• WHAT YOU NEED TO DO:
From the records below, copy every line that contains the word "RAIZ".

• SUPPLIED RECORDS:
= Beginning of Section =
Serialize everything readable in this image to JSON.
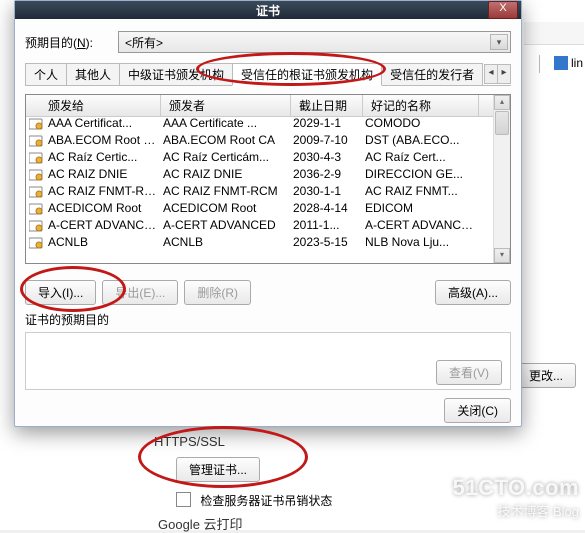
{
  "dialog": {
    "title": "证书",
    "close_x": "X",
    "purpose_label_pre": "预期目的(",
    "purpose_label_u": "N",
    "purpose_label_post": "):",
    "purpose_value": "<所有>",
    "tabs": [
      "个人",
      "其他人",
      "中级证书颁发机构",
      "受信任的根证书颁发机构",
      "受信任的发行者"
    ],
    "active_tab_index": 3,
    "columns": [
      "颁发给",
      "颁发者",
      "截止日期",
      "好记的名称"
    ],
    "rows": [
      {
        "issued_to": "AAA Certificat...",
        "issuer": "AAA Certificate ...",
        "expires": "2029-1-1",
        "friendly": "COMODO"
      },
      {
        "issued_to": "ABA.ECOM Root CA",
        "issuer": "ABA.ECOM Root CA",
        "expires": "2009-7-10",
        "friendly": "DST (ABA.ECO..."
      },
      {
        "issued_to": "AC Raíz Certic...",
        "issuer": "AC Raíz Certicám...",
        "expires": "2030-4-3",
        "friendly": "AC Raíz Cert..."
      },
      {
        "issued_to": "AC RAIZ DNIE",
        "issuer": "AC RAIZ DNIE",
        "expires": "2036-2-9",
        "friendly": "DIRECCION GE..."
      },
      {
        "issued_to": "AC RAIZ FNMT-RCM",
        "issuer": "AC RAIZ FNMT-RCM",
        "expires": "2030-1-1",
        "friendly": "AC RAIZ FNMT..."
      },
      {
        "issued_to": "ACEDICOM Root",
        "issuer": "ACEDICOM Root",
        "expires": "2028-4-14",
        "friendly": "EDICOM"
      },
      {
        "issued_to": "A-CERT ADVANCED",
        "issuer": "A-CERT ADVANCED",
        "expires": "2011-1...",
        "friendly": "A-CERT ADVANCED"
      },
      {
        "issued_to": "ACNLB",
        "issuer": "ACNLB",
        "expires": "2023-5-15",
        "friendly": "NLB Nova Lju..."
      }
    ],
    "btn_import": "导入(I)...",
    "btn_export": "导出(E)...",
    "btn_remove": "删除(R)",
    "btn_advanced": "高级(A)...",
    "intended_section_label": "证书的预期目的",
    "btn_view": "查看(V)",
    "btn_close": "关闭(C)"
  },
  "bg": {
    "section_title": "HTTPS/SSL",
    "manage_certs": "管理证书...",
    "check_revocation": "检查服务器证书吊销状态",
    "change_btn": "更改...",
    "google_print": "Google 云打印",
    "ext_tab_label": "lin"
  },
  "watermark": {
    "line1": "51CTO.com",
    "line2": "技术博客   Blog"
  }
}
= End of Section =
• RESPONSE:
        "issued_to": "AC RAIZ DNIE",
        "issuer": "AC RAIZ DNIE",
        "issued_to": "AC RAIZ FNMT-RCM",
        "issuer": "AC RAIZ FNMT-RCM",
        "friendly": "AC RAIZ FNMT..."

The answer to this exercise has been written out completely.